How Do Hurricanes Get Named?
Sept. 8, 2008–The Atlantic region is dealing with a steady—and scary—line-up of tropical storms. Hurricane Gustav struck last Monday with a weaker blow than anticipated, then came Hanna. Now, Ike is in effect and Josephine is on her way. So, how do the names for all these hurricanes get chosen?
G, H, I, J—well, alphabetical order is clear, but apparently there’s a little more to the selection process. Short and distinguishable names are used to identify storms, instead of the older method of identifying a storm by its latitude and longitude. Naming tropical storms allows for information about them to be easily distributed, especially when multiple storms occur at once.
Every region in the United States has its own naming procedure with a pre-approved set of names familiar to that area. The storm-prone Atlantic and Eastern North Pacific have the most elaborate naming procedures. According to the National Hurricane Center, both regions have their own set of six lists. The lists are used in rotation every six years, meaning the same list of names that was used to name Gustav and company will be used again in 2014.
Each of the six alphabetized lists includes 21 pre-approved names, with the letters Q, U, X, Y and Z excluded. The name of a particular tropical storm indicates how many others have occurred that year. Our friend Gustav, thankfully tamer than his name might suggest, was the seventh storm to hit the Atlantic this year.

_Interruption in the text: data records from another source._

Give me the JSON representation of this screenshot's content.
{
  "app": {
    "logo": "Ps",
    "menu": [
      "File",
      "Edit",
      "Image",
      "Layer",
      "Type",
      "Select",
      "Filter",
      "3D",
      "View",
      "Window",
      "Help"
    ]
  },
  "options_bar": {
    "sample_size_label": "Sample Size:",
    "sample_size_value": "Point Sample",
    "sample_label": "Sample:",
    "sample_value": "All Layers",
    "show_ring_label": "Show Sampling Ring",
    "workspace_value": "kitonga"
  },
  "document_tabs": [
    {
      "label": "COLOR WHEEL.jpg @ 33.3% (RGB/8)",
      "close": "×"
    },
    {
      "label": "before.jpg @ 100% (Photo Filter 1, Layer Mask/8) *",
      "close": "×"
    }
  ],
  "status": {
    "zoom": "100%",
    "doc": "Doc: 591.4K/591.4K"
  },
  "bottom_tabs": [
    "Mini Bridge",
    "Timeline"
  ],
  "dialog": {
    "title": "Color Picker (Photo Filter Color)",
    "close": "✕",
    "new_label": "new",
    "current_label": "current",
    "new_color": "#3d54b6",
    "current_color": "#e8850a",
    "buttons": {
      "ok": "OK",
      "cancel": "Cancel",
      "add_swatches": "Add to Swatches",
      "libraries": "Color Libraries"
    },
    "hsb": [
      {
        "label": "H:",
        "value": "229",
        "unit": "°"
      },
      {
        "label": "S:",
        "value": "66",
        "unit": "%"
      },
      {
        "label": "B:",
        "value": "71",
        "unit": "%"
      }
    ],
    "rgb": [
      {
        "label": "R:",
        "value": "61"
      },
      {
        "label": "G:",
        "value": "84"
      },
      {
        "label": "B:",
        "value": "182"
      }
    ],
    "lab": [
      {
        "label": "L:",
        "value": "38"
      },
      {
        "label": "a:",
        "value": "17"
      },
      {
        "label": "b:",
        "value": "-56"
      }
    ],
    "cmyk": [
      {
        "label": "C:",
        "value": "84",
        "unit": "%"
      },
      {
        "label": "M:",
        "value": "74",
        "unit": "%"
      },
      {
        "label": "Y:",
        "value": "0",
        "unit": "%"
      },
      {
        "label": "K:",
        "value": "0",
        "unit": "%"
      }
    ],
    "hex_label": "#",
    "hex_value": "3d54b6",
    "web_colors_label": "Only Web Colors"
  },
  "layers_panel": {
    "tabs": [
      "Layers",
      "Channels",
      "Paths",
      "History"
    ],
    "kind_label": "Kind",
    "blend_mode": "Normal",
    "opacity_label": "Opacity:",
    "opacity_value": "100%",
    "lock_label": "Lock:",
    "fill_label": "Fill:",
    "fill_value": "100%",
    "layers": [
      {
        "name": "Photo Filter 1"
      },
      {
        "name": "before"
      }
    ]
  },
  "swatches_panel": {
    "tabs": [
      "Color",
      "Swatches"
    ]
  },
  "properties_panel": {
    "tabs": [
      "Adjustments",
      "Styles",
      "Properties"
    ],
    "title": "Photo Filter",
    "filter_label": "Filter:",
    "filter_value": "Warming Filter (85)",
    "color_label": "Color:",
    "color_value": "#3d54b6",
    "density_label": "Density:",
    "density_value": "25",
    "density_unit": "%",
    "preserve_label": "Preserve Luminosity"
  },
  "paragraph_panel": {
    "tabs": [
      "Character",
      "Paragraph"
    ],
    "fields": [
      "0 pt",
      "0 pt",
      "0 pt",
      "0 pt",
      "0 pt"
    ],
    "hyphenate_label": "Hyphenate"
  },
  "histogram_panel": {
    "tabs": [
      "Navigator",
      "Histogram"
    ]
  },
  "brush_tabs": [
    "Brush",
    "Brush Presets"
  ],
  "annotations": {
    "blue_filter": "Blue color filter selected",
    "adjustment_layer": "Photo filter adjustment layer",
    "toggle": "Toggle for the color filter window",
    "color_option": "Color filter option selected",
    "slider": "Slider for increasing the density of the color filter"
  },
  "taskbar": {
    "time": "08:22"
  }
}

Other areas, like the Central and Western Pacific, use a strictly sequential selection method. Lists are not designated by year. If the third name on a list is the last storm to hit, then the first storm of the following year is named by simply picking the next on the list.
There are, of course, exceptions to the rules. When a hurricane’s impact becomes too severe, deadly or costly, its name is retired from the list. A new name with the same letter is then added to the list during one of the World Meteorological Organization’s annual meetings. Hurricane Katrina of 2005 was one such retiree. Others include: Hurricane Agnes (1972), Hurricane Betsy (1965) and Hurricane Andrew (1992).
The hurricane name game was an all-girls club for quite some time. In the late 19th century, Australian meteorologist Clement Wragge introduced the method of naming tropical storms after women. In 1953, after an international phonetic alphabet was introduced for naming storms, the practice of naming storms after women became common in America. The Atlantic region didn’t go co-ed until 1979. And now female and male names are listed alternately in alphabetical order.
In extreme conditions, the Greek alphabet is also an option for naming hurricanes in the Atlantic. As a back-up, storms take on names like Hurricane Alpha and Tropical Storm Beta when all 21 names from that year’s pre-approved list have already been used.
And while there have been several tropical storms in the Atlantic this season, here’s hoping that Ike is the last name we have to remember.